-- Opening Marker --

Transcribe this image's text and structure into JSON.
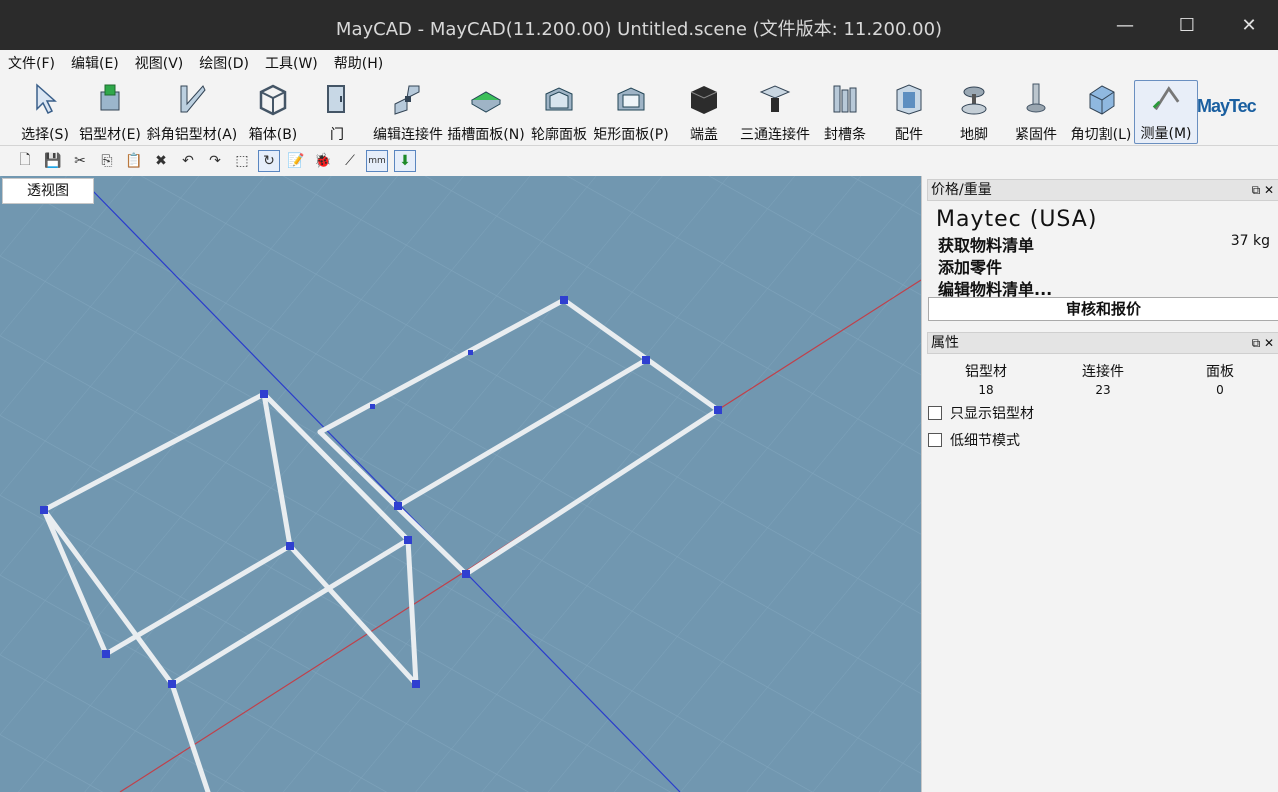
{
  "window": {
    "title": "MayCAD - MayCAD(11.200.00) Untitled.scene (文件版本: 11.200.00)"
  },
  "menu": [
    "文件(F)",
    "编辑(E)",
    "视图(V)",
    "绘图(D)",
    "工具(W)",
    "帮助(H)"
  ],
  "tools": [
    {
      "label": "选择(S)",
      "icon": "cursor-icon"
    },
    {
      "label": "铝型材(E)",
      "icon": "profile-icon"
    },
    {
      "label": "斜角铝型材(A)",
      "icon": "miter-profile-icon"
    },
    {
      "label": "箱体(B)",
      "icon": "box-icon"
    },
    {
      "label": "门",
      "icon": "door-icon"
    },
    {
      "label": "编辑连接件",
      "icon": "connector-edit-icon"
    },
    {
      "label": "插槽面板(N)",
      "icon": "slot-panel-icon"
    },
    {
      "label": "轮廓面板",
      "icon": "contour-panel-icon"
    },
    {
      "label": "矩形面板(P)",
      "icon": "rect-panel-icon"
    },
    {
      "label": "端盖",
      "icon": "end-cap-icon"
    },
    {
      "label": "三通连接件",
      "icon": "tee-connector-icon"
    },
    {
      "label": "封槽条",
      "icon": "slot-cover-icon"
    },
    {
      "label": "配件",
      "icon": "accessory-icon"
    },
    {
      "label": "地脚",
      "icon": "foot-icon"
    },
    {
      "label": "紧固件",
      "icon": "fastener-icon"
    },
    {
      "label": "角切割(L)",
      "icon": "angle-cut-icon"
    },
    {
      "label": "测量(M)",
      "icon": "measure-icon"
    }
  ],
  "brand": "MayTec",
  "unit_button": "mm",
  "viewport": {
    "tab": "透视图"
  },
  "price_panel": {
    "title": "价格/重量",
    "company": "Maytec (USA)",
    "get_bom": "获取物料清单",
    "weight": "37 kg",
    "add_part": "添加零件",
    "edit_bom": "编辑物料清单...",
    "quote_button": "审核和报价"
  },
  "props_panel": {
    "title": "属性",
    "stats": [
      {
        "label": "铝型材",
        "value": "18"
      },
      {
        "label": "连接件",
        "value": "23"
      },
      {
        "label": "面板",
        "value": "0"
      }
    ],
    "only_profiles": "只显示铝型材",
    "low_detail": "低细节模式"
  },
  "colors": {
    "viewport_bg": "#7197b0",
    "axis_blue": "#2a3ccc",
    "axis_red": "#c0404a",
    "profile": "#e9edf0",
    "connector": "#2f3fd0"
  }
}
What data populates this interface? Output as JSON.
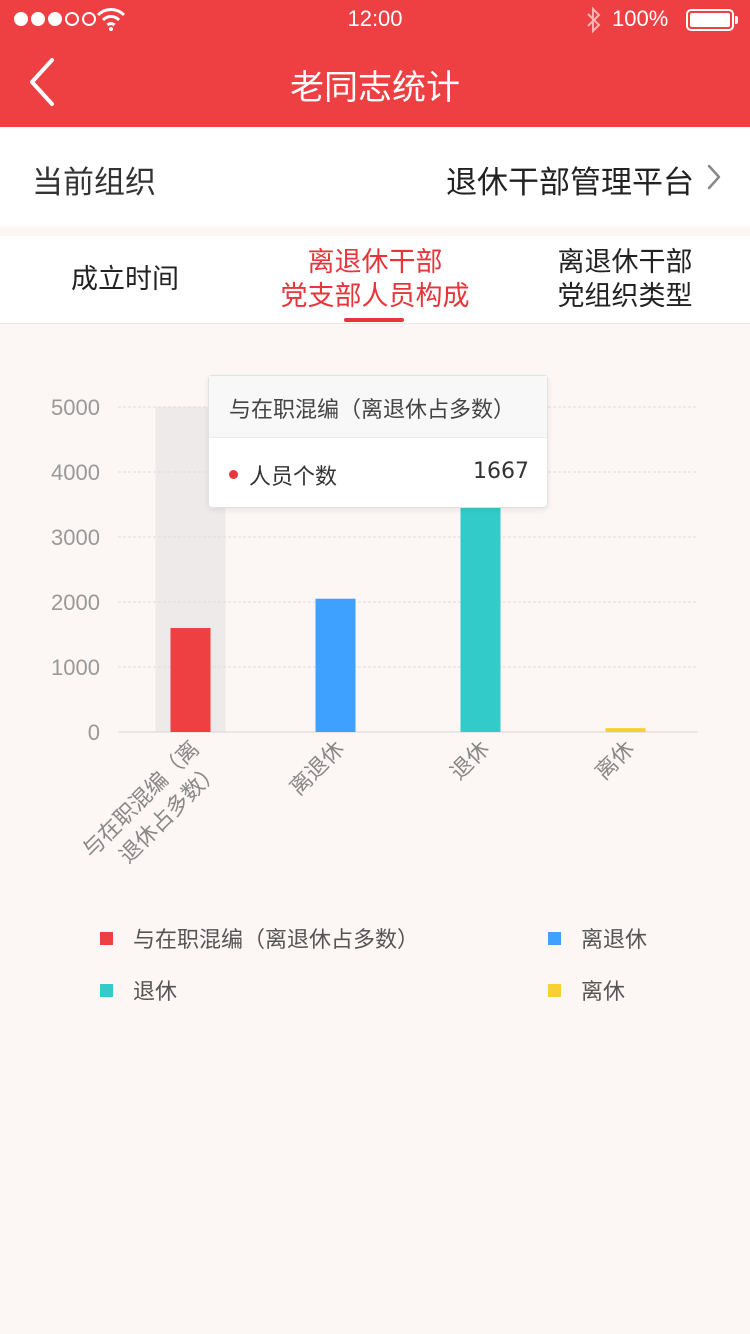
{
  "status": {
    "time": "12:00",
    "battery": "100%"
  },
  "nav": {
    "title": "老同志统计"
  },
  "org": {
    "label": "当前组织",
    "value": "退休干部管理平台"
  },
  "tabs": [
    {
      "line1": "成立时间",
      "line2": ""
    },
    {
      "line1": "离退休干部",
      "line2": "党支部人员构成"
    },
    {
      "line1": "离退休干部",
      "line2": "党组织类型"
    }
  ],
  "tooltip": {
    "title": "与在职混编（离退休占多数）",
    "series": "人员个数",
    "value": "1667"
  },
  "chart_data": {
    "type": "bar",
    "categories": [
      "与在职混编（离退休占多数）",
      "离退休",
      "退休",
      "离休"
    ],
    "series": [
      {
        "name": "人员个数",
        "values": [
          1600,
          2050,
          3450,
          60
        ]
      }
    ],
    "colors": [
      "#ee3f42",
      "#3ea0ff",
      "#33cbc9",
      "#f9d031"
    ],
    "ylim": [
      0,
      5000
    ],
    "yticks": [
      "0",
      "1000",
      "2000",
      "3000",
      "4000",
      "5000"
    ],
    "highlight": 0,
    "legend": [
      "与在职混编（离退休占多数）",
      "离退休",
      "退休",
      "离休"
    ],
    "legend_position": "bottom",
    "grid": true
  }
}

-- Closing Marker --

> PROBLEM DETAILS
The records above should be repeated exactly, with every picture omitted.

> TASK RESULT
Transcribe this image's text and structure into JSON.
{
  "window": {
    "title": "MayCAD - MayCAD(11.200.00) Untitled.scene (文件版本: 11.200.00)"
  },
  "menu": [
    "文件(F)",
    "编辑(E)",
    "视图(V)",
    "绘图(D)",
    "工具(W)",
    "帮助(H)"
  ],
  "tools": [
    {
      "label": "选择(S)",
      "icon": "cursor-icon"
    },
    {
      "label": "铝型材(E)",
      "icon": "profile-icon"
    },
    {
      "label": "斜角铝型材(A)",
      "icon": "miter-profile-icon"
    },
    {
      "label": "箱体(B)",
      "icon": "box-icon"
    },
    {
      "label": "门",
      "icon": "door-icon"
    },
    {
      "label": "编辑连接件",
      "icon": "connector-edit-icon"
    },
    {
      "label": "插槽面板(N)",
      "icon": "slot-panel-icon"
    },
    {
      "label": "轮廓面板",
      "icon": "contour-panel-icon"
    },
    {
      "label": "矩形面板(P)",
      "icon": "rect-panel-icon"
    },
    {
      "label": "端盖",
      "icon": "end-cap-icon"
    },
    {
      "label": "三通连接件",
      "icon": "tee-connector-icon"
    },
    {
      "label": "封槽条",
      "icon": "slot-cover-icon"
    },
    {
      "label": "配件",
      "icon": "accessory-icon"
    },
    {
      "label": "地脚",
      "icon": "foot-icon"
    },
    {
      "label": "紧固件",
      "icon": "fastener-icon"
    },
    {
      "label": "角切割(L)",
      "icon": "angle-cut-icon"
    },
    {
      "label": "测量(M)",
      "icon": "measure-icon"
    }
  ],
  "brand": "MayTec",
  "unit_button": "mm",
  "viewport": {
    "tab": "透视图"
  },
  "price_panel": {
    "title": "价格/重量",
    "company": "Maytec (USA)",
    "get_bom": "获取物料清单",
    "weight": "37 kg",
    "add_part": "添加零件",
    "edit_bom": "编辑物料清单...",
    "quote_button": "审核和报价"
  },
  "props_panel": {
    "title": "属性",
    "stats": [
      {
        "label": "铝型材",
        "value": "18"
      },
      {
        "label": "连接件",
        "value": "23"
      },
      {
        "label": "面板",
        "value": "0"
      }
    ],
    "only_profiles": "只显示铝型材",
    "low_detail": "低细节模式"
  },
  "colors": {
    "viewport_bg": "#7197b0",
    "axis_blue": "#2a3ccc",
    "axis_red": "#c0404a",
    "profile": "#e9edf0",
    "connector": "#2f3fd0"
  }
}
What data populates this interface? Output as JSON.
{
  "status": {
    "time": "12:00",
    "battery": "100%"
  },
  "nav": {
    "title": "老同志统计"
  },
  "org": {
    "label": "当前组织",
    "value": "退休干部管理平台"
  },
  "tabs": [
    {
      "line1": "成立时间",
      "line2": ""
    },
    {
      "line1": "离退休干部",
      "line2": "党支部人员构成"
    },
    {
      "line1": "离退休干部",
      "line2": "党组织类型"
    }
  ],
  "tooltip": {
    "title": "与在职混编（离退休占多数）",
    "series": "人员个数",
    "value": "1667"
  },
  "chart_data": {
    "type": "bar",
    "categories": [
      "与在职混编（离退休占多数）",
      "离退休",
      "退休",
      "离休"
    ],
    "series": [
      {
        "name": "人员个数",
        "values": [
          1600,
          2050,
          3450,
          60
        ]
      }
    ],
    "colors": [
      "#ee3f42",
      "#3ea0ff",
      "#33cbc9",
      "#f9d031"
    ],
    "ylim": [
      0,
      5000
    ],
    "yticks": [
      "0",
      "1000",
      "2000",
      "3000",
      "4000",
      "5000"
    ],
    "highlight": 0,
    "legend": [
      "与在职混编（离退休占多数）",
      "离退休",
      "退休",
      "离休"
    ],
    "legend_position": "bottom",
    "grid": true
  }
}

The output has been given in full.